Segment Start: SUPPLIED ENTRIES

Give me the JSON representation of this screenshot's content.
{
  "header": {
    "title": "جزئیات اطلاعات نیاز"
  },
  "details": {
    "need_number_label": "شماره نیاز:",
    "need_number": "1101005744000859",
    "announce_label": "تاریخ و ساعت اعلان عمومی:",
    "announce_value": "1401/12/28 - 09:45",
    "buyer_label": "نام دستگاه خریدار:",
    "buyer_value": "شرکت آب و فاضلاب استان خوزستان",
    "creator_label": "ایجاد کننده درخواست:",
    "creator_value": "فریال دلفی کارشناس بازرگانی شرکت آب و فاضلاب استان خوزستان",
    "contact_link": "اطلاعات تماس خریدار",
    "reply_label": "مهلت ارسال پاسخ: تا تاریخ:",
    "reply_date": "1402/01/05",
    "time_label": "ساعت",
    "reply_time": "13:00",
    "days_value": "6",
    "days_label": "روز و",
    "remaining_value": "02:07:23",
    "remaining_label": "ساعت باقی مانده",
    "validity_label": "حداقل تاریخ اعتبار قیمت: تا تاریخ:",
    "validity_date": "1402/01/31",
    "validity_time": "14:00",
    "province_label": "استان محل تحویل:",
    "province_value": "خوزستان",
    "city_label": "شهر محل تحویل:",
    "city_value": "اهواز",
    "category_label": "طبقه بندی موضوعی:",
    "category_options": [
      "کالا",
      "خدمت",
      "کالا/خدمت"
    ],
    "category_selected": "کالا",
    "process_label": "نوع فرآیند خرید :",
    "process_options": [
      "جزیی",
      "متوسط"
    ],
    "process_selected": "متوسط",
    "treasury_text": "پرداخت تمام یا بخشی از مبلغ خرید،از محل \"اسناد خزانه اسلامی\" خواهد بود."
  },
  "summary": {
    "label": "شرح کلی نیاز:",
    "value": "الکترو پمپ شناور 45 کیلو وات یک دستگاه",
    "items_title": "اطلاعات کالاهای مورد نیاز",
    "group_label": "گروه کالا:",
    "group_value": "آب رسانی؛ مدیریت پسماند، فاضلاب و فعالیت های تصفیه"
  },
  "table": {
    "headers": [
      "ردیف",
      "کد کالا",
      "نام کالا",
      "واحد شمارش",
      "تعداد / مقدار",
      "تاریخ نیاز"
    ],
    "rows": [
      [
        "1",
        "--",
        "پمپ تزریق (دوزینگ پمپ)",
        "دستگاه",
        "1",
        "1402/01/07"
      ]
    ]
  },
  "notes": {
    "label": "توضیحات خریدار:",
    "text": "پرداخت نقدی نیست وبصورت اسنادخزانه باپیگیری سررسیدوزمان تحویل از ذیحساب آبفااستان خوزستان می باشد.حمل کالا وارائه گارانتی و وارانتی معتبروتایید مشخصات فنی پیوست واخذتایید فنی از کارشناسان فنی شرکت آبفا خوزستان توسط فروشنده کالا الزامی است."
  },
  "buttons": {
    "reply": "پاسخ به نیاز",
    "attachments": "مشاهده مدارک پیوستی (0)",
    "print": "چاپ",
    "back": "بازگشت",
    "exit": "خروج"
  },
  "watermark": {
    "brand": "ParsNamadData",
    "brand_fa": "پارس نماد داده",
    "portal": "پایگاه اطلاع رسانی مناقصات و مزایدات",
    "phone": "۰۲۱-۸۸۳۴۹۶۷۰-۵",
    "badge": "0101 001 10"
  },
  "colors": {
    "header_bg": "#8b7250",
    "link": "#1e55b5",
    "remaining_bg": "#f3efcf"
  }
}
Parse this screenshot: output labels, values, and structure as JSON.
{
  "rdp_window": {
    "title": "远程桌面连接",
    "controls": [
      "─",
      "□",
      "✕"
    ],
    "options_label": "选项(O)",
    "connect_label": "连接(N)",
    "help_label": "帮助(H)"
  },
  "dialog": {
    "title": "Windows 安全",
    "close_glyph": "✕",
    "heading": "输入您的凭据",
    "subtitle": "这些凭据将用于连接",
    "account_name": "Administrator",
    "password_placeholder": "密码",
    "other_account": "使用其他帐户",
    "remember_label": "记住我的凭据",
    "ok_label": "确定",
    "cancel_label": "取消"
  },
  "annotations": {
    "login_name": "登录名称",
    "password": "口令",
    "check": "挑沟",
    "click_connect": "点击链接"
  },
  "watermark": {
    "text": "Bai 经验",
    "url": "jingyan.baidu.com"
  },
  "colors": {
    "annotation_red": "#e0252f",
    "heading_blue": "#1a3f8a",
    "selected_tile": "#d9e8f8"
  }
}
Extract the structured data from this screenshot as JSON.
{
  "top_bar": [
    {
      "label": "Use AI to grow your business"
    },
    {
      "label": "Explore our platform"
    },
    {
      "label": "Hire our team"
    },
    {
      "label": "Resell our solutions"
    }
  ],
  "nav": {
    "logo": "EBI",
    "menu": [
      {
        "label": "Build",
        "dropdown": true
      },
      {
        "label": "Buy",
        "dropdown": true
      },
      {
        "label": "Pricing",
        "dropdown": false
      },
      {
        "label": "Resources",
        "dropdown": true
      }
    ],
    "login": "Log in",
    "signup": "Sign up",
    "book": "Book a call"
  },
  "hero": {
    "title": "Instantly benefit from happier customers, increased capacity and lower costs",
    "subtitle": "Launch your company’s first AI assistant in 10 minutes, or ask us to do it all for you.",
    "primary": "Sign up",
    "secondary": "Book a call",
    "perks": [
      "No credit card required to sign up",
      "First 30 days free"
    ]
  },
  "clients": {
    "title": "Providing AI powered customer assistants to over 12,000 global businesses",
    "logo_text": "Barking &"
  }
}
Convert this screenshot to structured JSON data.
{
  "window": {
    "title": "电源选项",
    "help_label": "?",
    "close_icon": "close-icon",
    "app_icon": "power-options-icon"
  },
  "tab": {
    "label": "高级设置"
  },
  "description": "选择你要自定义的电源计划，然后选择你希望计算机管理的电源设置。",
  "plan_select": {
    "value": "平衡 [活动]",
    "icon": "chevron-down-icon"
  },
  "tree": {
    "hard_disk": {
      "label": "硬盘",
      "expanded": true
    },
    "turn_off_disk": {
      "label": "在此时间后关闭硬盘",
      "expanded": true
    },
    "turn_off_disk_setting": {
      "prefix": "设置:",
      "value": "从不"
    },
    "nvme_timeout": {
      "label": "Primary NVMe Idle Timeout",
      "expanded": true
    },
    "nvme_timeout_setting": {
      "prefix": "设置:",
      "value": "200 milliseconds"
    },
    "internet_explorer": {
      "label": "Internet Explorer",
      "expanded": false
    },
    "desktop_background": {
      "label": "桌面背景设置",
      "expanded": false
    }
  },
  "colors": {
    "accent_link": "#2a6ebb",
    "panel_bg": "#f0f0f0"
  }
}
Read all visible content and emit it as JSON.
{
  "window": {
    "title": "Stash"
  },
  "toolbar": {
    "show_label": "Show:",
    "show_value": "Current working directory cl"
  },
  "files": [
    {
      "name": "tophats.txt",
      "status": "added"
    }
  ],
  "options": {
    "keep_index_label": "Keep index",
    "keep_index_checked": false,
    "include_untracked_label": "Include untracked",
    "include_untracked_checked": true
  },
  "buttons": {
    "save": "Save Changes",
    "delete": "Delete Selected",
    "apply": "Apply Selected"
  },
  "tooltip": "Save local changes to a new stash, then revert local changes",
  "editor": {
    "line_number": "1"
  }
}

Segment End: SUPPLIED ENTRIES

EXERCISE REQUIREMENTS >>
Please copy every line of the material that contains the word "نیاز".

RESPONSE >>
    "title": "جزئیات اطلاعات نیاز"
    "need_number_label": "شماره نیاز:",
    "label": "شرح کلی نیاز:",
    "items_title": "اطلاعات کالاهای مورد نیاز",
      "تاریخ نیاز"
    "reply": "پاسخ به نیاز",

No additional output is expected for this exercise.